**Assignment:** The whole listing below needs to be duplicated exactly, pictures aside.

**Entries shown:**

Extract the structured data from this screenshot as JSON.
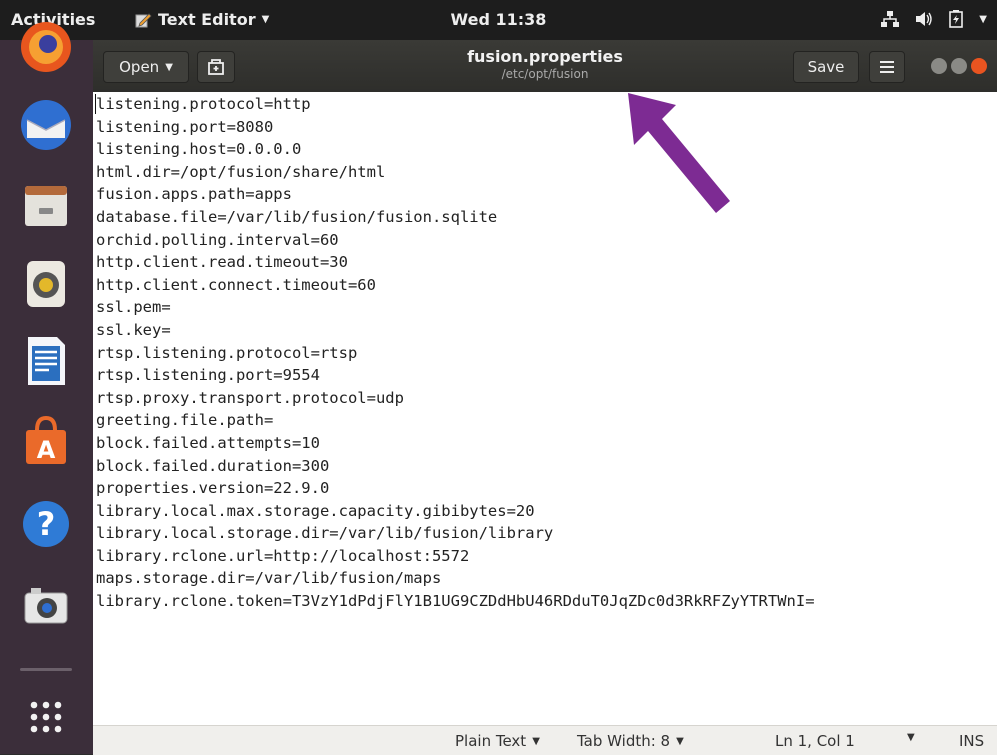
{
  "top_panel": {
    "activities": "Activities",
    "app_menu": "Text Editor",
    "clock": "Wed 11:38"
  },
  "dock": {
    "items": [
      "firefox-icon",
      "thunderbird-icon",
      "files-icon",
      "rhythmbox-icon",
      "libreoffice-writer-icon",
      "software-center-icon",
      "help-icon",
      "screenshot-icon",
      "show-apps-icon"
    ]
  },
  "headerbar": {
    "open_label": "Open",
    "title": "fusion.properties",
    "path": "/etc/opt/fusion",
    "save_label": "Save"
  },
  "editor": {
    "lines": [
      "listening.protocol=http",
      "listening.port=8080",
      "listening.host=0.0.0.0",
      "html.dir=/opt/fusion/share/html",
      "fusion.apps.path=apps",
      "database.file=/var/lib/fusion/fusion.sqlite",
      "orchid.polling.interval=60",
      "http.client.read.timeout=30",
      "http.client.connect.timeout=60",
      "ssl.pem=",
      "ssl.key=",
      "rtsp.listening.protocol=rtsp",
      "rtsp.listening.port=9554",
      "rtsp.proxy.transport.protocol=udp",
      "greeting.file.path=",
      "block.failed.attempts=10",
      "block.failed.duration=300",
      "properties.version=22.9.0",
      "library.local.max.storage.capacity.gibibytes=20",
      "library.local.storage.dir=/var/lib/fusion/library",
      "library.rclone.url=http://localhost:5572",
      "maps.storage.dir=/var/lib/fusion/maps",
      "library.rclone.token=T3VzY1dPdjFlY1B1UG9CZDdHbU46RDduT0JqZDc0d3RkRFZyYTRTWnI="
    ]
  },
  "statusbar": {
    "language": "Plain Text",
    "tab_width": "Tab Width: 8",
    "position": "Ln 1, Col 1",
    "mode": "INS"
  },
  "colors": {
    "arrow": "#7d2b93",
    "dock_bg": "#3b2e3a",
    "close_button": "#e95420"
  }
}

**Problem solution:**
Extract the structured data from this screenshot as JSON.
{
  "top_panel": {
    "activities": "Activities",
    "app_menu": "Text Editor",
    "clock": "Wed 11:38"
  },
  "dock": {
    "items": [
      "firefox-icon",
      "thunderbird-icon",
      "files-icon",
      "rhythmbox-icon",
      "libreoffice-writer-icon",
      "software-center-icon",
      "help-icon",
      "screenshot-icon",
      "show-apps-icon"
    ]
  },
  "headerbar": {
    "open_label": "Open",
    "title": "fusion.properties",
    "path": "/etc/opt/fusion",
    "save_label": "Save"
  },
  "editor": {
    "lines": [
      "listening.protocol=http",
      "listening.port=8080",
      "listening.host=0.0.0.0",
      "html.dir=/opt/fusion/share/html",
      "fusion.apps.path=apps",
      "database.file=/var/lib/fusion/fusion.sqlite",
      "orchid.polling.interval=60",
      "http.client.read.timeout=30",
      "http.client.connect.timeout=60",
      "ssl.pem=",
      "ssl.key=",
      "rtsp.listening.protocol=rtsp",
      "rtsp.listening.port=9554",
      "rtsp.proxy.transport.protocol=udp",
      "greeting.file.path=",
      "block.failed.attempts=10",
      "block.failed.duration=300",
      "properties.version=22.9.0",
      "library.local.max.storage.capacity.gibibytes=20",
      "library.local.storage.dir=/var/lib/fusion/library",
      "library.rclone.url=http://localhost:5572",
      "maps.storage.dir=/var/lib/fusion/maps",
      "library.rclone.token=T3VzY1dPdjFlY1B1UG9CZDdHbU46RDduT0JqZDc0d3RkRFZyYTRTWnI="
    ]
  },
  "statusbar": {
    "language": "Plain Text",
    "tab_width": "Tab Width: 8",
    "position": "Ln 1, Col 1",
    "mode": "INS"
  },
  "colors": {
    "arrow": "#7d2b93",
    "dock_bg": "#3b2e3a",
    "close_button": "#e95420"
  }
}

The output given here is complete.